Dataset rows describing interfaces:
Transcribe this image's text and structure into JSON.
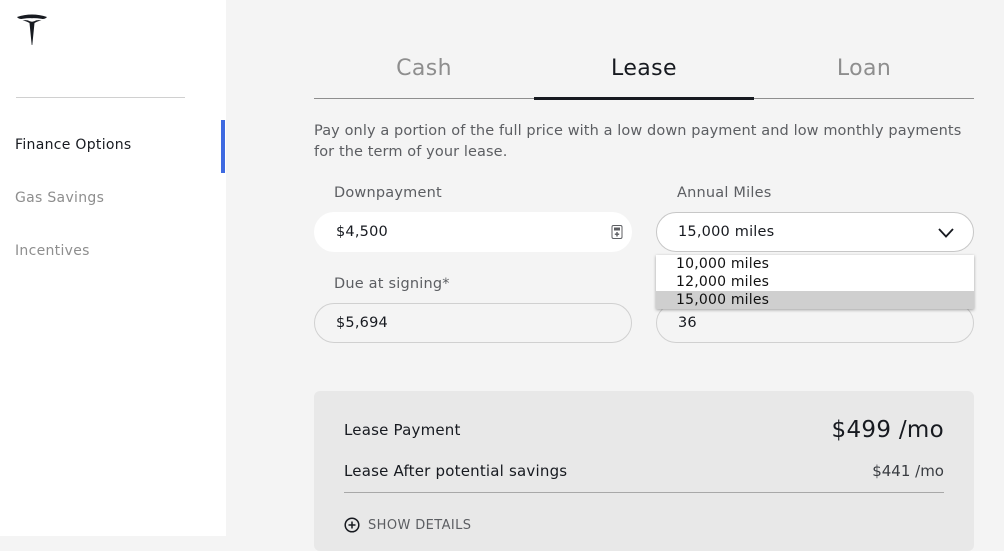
{
  "brand": {
    "logo_icon": "tesla-t-logo"
  },
  "sidebar": {
    "items": [
      {
        "label": "Finance Options",
        "active": true
      },
      {
        "label": "Gas Savings",
        "active": false
      },
      {
        "label": "Incentives",
        "active": false
      }
    ],
    "accent_color": "#3e6ae1"
  },
  "tabs": [
    {
      "label": "Cash",
      "active": false
    },
    {
      "label": "Lease",
      "active": true
    },
    {
      "label": "Loan",
      "active": false
    }
  ],
  "description": "Pay only a portion of the full price with a low down payment and low monthly payments for the term of your lease.",
  "form": {
    "downpayment": {
      "label": "Downpayment",
      "value": "$4,500",
      "icon": "calculator-icon"
    },
    "annual_miles": {
      "label": "Annual Miles",
      "value": "15,000 miles",
      "icon": "chevron-down-icon",
      "options": [
        "10,000 miles",
        "12,000 miles",
        "15,000 miles"
      ],
      "selected_index": 2
    },
    "due_at_signing": {
      "label": "Due at signing*",
      "value": "$5,694"
    },
    "term": {
      "value": "36"
    }
  },
  "summary": {
    "lease_payment": {
      "label": "Lease Payment",
      "value": "$499 /mo"
    },
    "after_savings": {
      "label": "Lease After potential savings",
      "value": "$441 /mo"
    },
    "details_label": "SHOW DETAILS",
    "details_icon": "plus-circle-icon"
  }
}
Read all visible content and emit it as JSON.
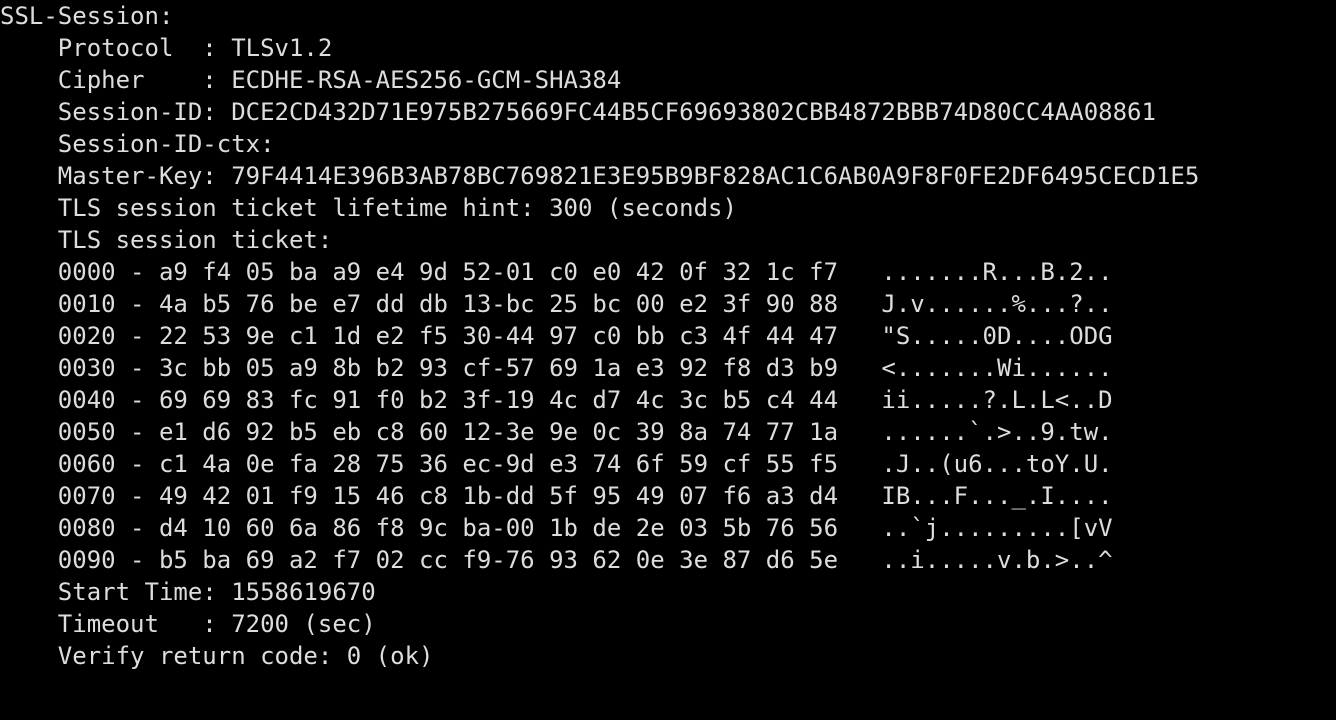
{
  "header": "SSL-Session:",
  "fields": {
    "protocol_label": "Protocol  :",
    "protocol_value": "TLSv1.2",
    "cipher_label": "Cipher    :",
    "cipher_value": "ECDHE-RSA-AES256-GCM-SHA384",
    "session_id_label": "Session-ID:",
    "session_id_value": "DCE2CD432D71E975B275669FC44B5CF69693802CBB4872BBB74D80CC4AA08861",
    "session_id_ctx_label": "Session-ID-ctx:",
    "session_id_ctx_value": "",
    "master_key_label": "Master-Key:",
    "master_key_value": "79F4414E396B3AB78BC769821E3E95B9BF828AC1C6AB0A9F8F0FE2DF6495CECD1E5",
    "ticket_hint_line": "TLS session ticket lifetime hint: 300 (seconds)",
    "ticket_header": "TLS session ticket:",
    "start_time_label": "Start Time:",
    "start_time_value": "1558619670",
    "timeout_label": "Timeout   :",
    "timeout_value": "7200 (sec)",
    "verify_label": "Verify return code:",
    "verify_value": "0 (ok)"
  },
  "ticket_rows": [
    {
      "off": "0000",
      "hex": "a9 f4 05 ba a9 e4 9d 52-01 c0 e0 42 0f 32 1c f7",
      "asc": ".......R...B.2.."
    },
    {
      "off": "0010",
      "hex": "4a b5 76 be e7 dd db 13-bc 25 bc 00 e2 3f 90 88",
      "asc": "J.v......%...?.."
    },
    {
      "off": "0020",
      "hex": "22 53 9e c1 1d e2 f5 30-44 97 c0 bb c3 4f 44 47",
      "asc": "\"S.....0D....ODG"
    },
    {
      "off": "0030",
      "hex": "3c bb 05 a9 8b b2 93 cf-57 69 1a e3 92 f8 d3 b9",
      "asc": "<.......Wi......"
    },
    {
      "off": "0040",
      "hex": "69 69 83 fc 91 f0 b2 3f-19 4c d7 4c 3c b5 c4 44",
      "asc": "ii.....?.L.L<..D"
    },
    {
      "off": "0050",
      "hex": "e1 d6 92 b5 eb c8 60 12-3e 9e 0c 39 8a 74 77 1a",
      "asc": "......`.>..9.tw."
    },
    {
      "off": "0060",
      "hex": "c1 4a 0e fa 28 75 36 ec-9d e3 74 6f 59 cf 55 f5",
      "asc": ".J..(u6...toY.U."
    },
    {
      "off": "0070",
      "hex": "49 42 01 f9 15 46 c8 1b-dd 5f 95 49 07 f6 a3 d4",
      "asc": "IB...F..._.I...."
    },
    {
      "off": "0080",
      "hex": "d4 10 60 6a 86 f8 9c ba-00 1b de 2e 03 5b 76 56",
      "asc": "..`j.........[vV"
    },
    {
      "off": "0090",
      "hex": "b5 ba 69 a2 f7 02 cc f9-76 93 62 0e 3e 87 d6 5e",
      "asc": "..i.....v.b.>..^"
    }
  ]
}
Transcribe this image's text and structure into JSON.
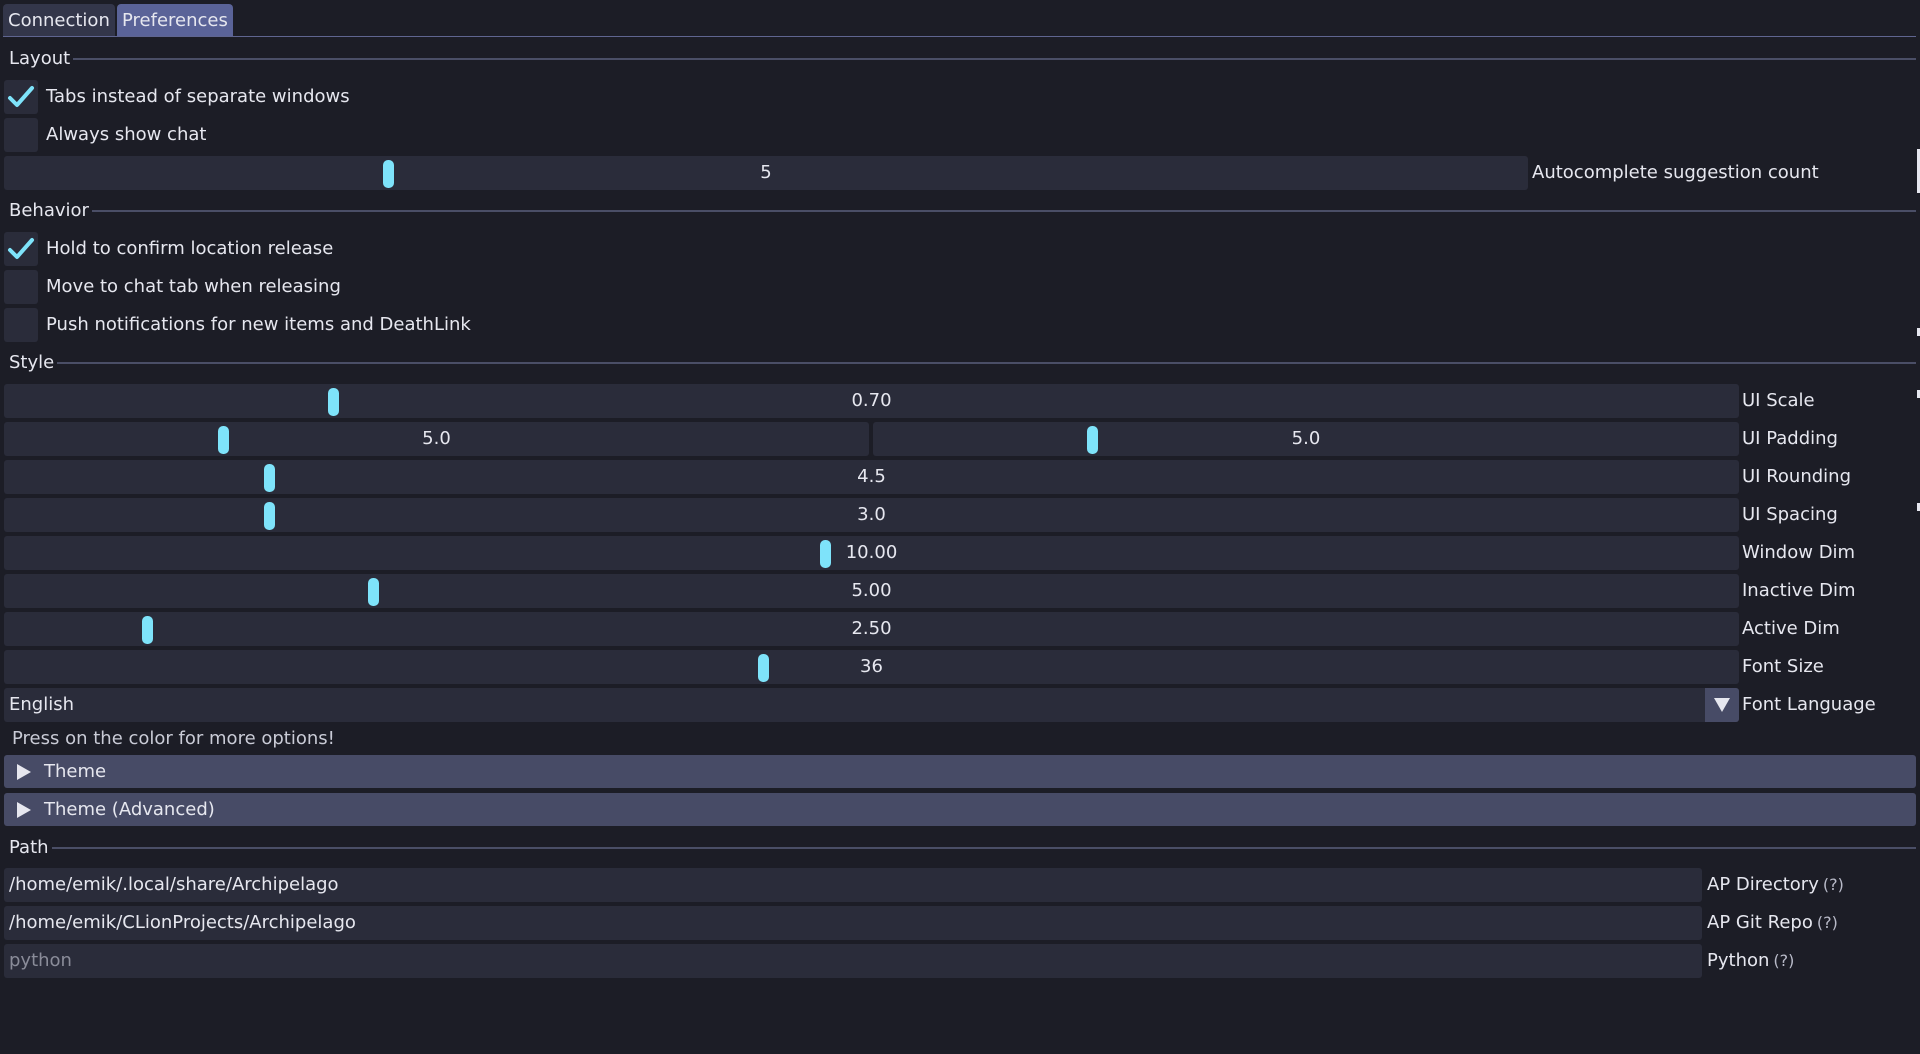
{
  "tabs": [
    {
      "label": "Connection",
      "active": false
    },
    {
      "label": "Preferences",
      "active": true
    }
  ],
  "sections": {
    "layout": "Layout",
    "behavior": "Behavior",
    "style": "Style",
    "path": "Path"
  },
  "layout": {
    "tabs_instead": {
      "label": "Tabs instead of separate windows",
      "checked": true
    },
    "always_chat": {
      "label": "Always show chat",
      "checked": false
    },
    "autocomplete": {
      "label": "Autocomplete suggestion count",
      "value": "5"
    }
  },
  "behavior": {
    "hold_confirm": {
      "label": "Hold to confirm location release",
      "checked": true
    },
    "move_chat": {
      "label": "Move to chat tab when releasing",
      "checked": false
    },
    "push_notif": {
      "label": "Push notifications for new items and DeathLink",
      "checked": false
    }
  },
  "style": {
    "ui_scale": {
      "label": "UI Scale",
      "value": "0.70"
    },
    "ui_padding": {
      "label": "UI Padding",
      "value_x": "5.0",
      "value_y": "5.0"
    },
    "ui_rounding": {
      "label": "UI Rounding",
      "value": "4.5"
    },
    "ui_spacing": {
      "label": "UI Spacing",
      "value": "3.0"
    },
    "window_dim": {
      "label": "Window Dim",
      "value": "10.00"
    },
    "inactive_dim": {
      "label": "Inactive Dim",
      "value": "5.00"
    },
    "active_dim": {
      "label": "Active Dim",
      "value": "2.50"
    },
    "font_size": {
      "label": "Font Size",
      "value": "36"
    },
    "font_language": {
      "label": "Font Language",
      "value": "English"
    },
    "hint": "Press on the color for more options!",
    "theme": "Theme",
    "theme_advanced": "Theme (Advanced)"
  },
  "path": {
    "ap_directory": {
      "label": "AP Directory",
      "value": "/home/emik/.local/share/Archipelago",
      "help": "(?)"
    },
    "ap_git_repo": {
      "label": "AP Git Repo",
      "value": "/home/emik/CLionProjects/Archipelago",
      "help": "(?)"
    },
    "python": {
      "label": "Python",
      "placeholder": "python",
      "help": "(?)"
    }
  },
  "colors": {
    "background": "#1c1d26",
    "frame": "#2a2c3a",
    "accent": "#7ee3fa",
    "active_tab": "#5a6398",
    "header": "#474b66"
  }
}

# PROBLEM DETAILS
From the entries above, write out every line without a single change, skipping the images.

# EXERCISE SOLUTION
Transcribe this image's text and structure into JSON.
{
  "brand": {
    "logo_icon": "tesla-t-logo"
  },
  "sidebar": {
    "items": [
      {
        "label": "Finance Options",
        "active": true
      },
      {
        "label": "Gas Savings",
        "active": false
      },
      {
        "label": "Incentives",
        "active": false
      }
    ],
    "accent_color": "#3e6ae1"
  },
  "tabs": [
    {
      "label": "Cash",
      "active": false
    },
    {
      "label": "Lease",
      "active": true
    },
    {
      "label": "Loan",
      "active": false
    }
  ],
  "description": "Pay only a portion of the full price with a low down payment and low monthly payments for the term of your lease.",
  "form": {
    "downpayment": {
      "label": "Downpayment",
      "value": "$4,500",
      "icon": "calculator-icon"
    },
    "annual_miles": {
      "label": "Annual Miles",
      "value": "15,000 miles",
      "icon": "chevron-down-icon",
      "options": [
        "10,000 miles",
        "12,000 miles",
        "15,000 miles"
      ],
      "selected_index": 2
    },
    "due_at_signing": {
      "label": "Due at signing*",
      "value": "$5,694"
    },
    "term": {
      "value": "36"
    }
  },
  "summary": {
    "lease_payment": {
      "label": "Lease Payment",
      "value": "$499 /mo"
    },
    "after_savings": {
      "label": "Lease After potential savings",
      "value": "$441 /mo"
    },
    "details_label": "SHOW DETAILS",
    "details_icon": "plus-circle-icon"
  }
}
Read all visible content and emit it as JSON.
{
  "header": "SSL-Session:",
  "fields": {
    "protocol_label": "Protocol  :",
    "protocol_value": "TLSv1.2",
    "cipher_label": "Cipher    :",
    "cipher_value": "ECDHE-RSA-AES256-GCM-SHA384",
    "session_id_label": "Session-ID:",
    "session_id_value": "DCE2CD432D71E975B275669FC44B5CF69693802CBB4872BBB74D80CC4AA08861",
    "session_id_ctx_label": "Session-ID-ctx:",
    "session_id_ctx_value": "",
    "master_key_label": "Master-Key:",
    "master_key_value": "79F4414E396B3AB78BC769821E3E95B9BF828AC1C6AB0A9F8F0FE2DF6495CECD1E5",
    "ticket_hint_line": "TLS session ticket lifetime hint: 300 (seconds)",
    "ticket_header": "TLS session ticket:",
    "start_time_label": "Start Time:",
    "start_time_value": "1558619670",
    "timeout_label": "Timeout   :",
    "timeout_value": "7200 (sec)",
    "verify_label": "Verify return code:",
    "verify_value": "0 (ok)"
  },
  "ticket_rows": [
    {
      "off": "0000",
      "hex": "a9 f4 05 ba a9 e4 9d 52-01 c0 e0 42 0f 32 1c f7",
      "asc": ".......R...B.2.."
    },
    {
      "off": "0010",
      "hex": "4a b5 76 be e7 dd db 13-bc 25 bc 00 e2 3f 90 88",
      "asc": "J.v......%...?.."
    },
    {
      "off": "0020",
      "hex": "22 53 9e c1 1d e2 f5 30-44 97 c0 bb c3 4f 44 47",
      "asc": "\"S.....0D....ODG"
    },
    {
      "off": "0030",
      "hex": "3c bb 05 a9 8b b2 93 cf-57 69 1a e3 92 f8 d3 b9",
      "asc": "<.......Wi......"
    },
    {
      "off": "0040",
      "hex": "69 69 83 fc 91 f0 b2 3f-19 4c d7 4c 3c b5 c4 44",
      "asc": "ii.....?.L.L<..D"
    },
    {
      "off": "0050",
      "hex": "e1 d6 92 b5 eb c8 60 12-3e 9e 0c 39 8a 74 77 1a",
      "asc": "......`.>..9.tw."
    },
    {
      "off": "0060",
      "hex": "c1 4a 0e fa 28 75 36 ec-9d e3 74 6f 59 cf 55 f5",
      "asc": ".J..(u6...toY.U."
    },
    {
      "off": "0070",
      "hex": "49 42 01 f9 15 46 c8 1b-dd 5f 95 49 07 f6 a3 d4",
      "asc": "IB...F..._.I...."
    },
    {
      "off": "0080",
      "hex": "d4 10 60 6a 86 f8 9c ba-00 1b de 2e 03 5b 76 56",
      "asc": "..`j.........[vV"
    },
    {
      "off": "0090",
      "hex": "b5 ba 69 a2 f7 02 cc f9-76 93 62 0e 3e 87 d6 5e",
      "asc": "..i.....v.b.>..^"
    }
  ]
}
Transcribe this image's text and structure into JSON.
{
  "tabs": [
    {
      "label": "Connection",
      "active": false
    },
    {
      "label": "Preferences",
      "active": true
    }
  ],
  "sections": {
    "layout": "Layout",
    "behavior": "Behavior",
    "style": "Style",
    "path": "Path"
  },
  "layout": {
    "tabs_instead": {
      "label": "Tabs instead of separate windows",
      "checked": true
    },
    "always_chat": {
      "label": "Always show chat",
      "checked": false
    },
    "autocomplete": {
      "label": "Autocomplete suggestion count",
      "value": "5"
    }
  },
  "behavior": {
    "hold_confirm": {
      "label": "Hold to confirm location release",
      "checked": true
    },
    "move_chat": {
      "label": "Move to chat tab when releasing",
      "checked": false
    },
    "push_notif": {
      "label": "Push notifications for new items and DeathLink",
      "checked": false
    }
  },
  "style": {
    "ui_scale": {
      "label": "UI Scale",
      "value": "0.70"
    },
    "ui_padding": {
      "label": "UI Padding",
      "value_x": "5.0",
      "value_y": "5.0"
    },
    "ui_rounding": {
      "label": "UI Rounding",
      "value": "4.5"
    },
    "ui_spacing": {
      "label": "UI Spacing",
      "value": "3.0"
    },
    "window_dim": {
      "label": "Window Dim",
      "value": "10.00"
    },
    "inactive_dim": {
      "label": "Inactive Dim",
      "value": "5.00"
    },
    "active_dim": {
      "label": "Active Dim",
      "value": "2.50"
    },
    "font_size": {
      "label": "Font Size",
      "value": "36"
    },
    "font_language": {
      "label": "Font Language",
      "value": "English"
    },
    "hint": "Press on the color for more options!",
    "theme": "Theme",
    "theme_advanced": "Theme (Advanced)"
  },
  "path": {
    "ap_directory": {
      "label": "AP Directory",
      "value": "/home/emik/.local/share/Archipelago",
      "help": "(?)"
    },
    "ap_git_repo": {
      "label": "AP Git Repo",
      "value": "/home/emik/CLionProjects/Archipelago",
      "help": "(?)"
    },
    "python": {
      "label": "Python",
      "placeholder": "python",
      "help": "(?)"
    }
  },
  "colors": {
    "background": "#1c1d26",
    "frame": "#2a2c3a",
    "accent": "#7ee3fa",
    "active_tab": "#5a6398",
    "header": "#474b66"
  }
}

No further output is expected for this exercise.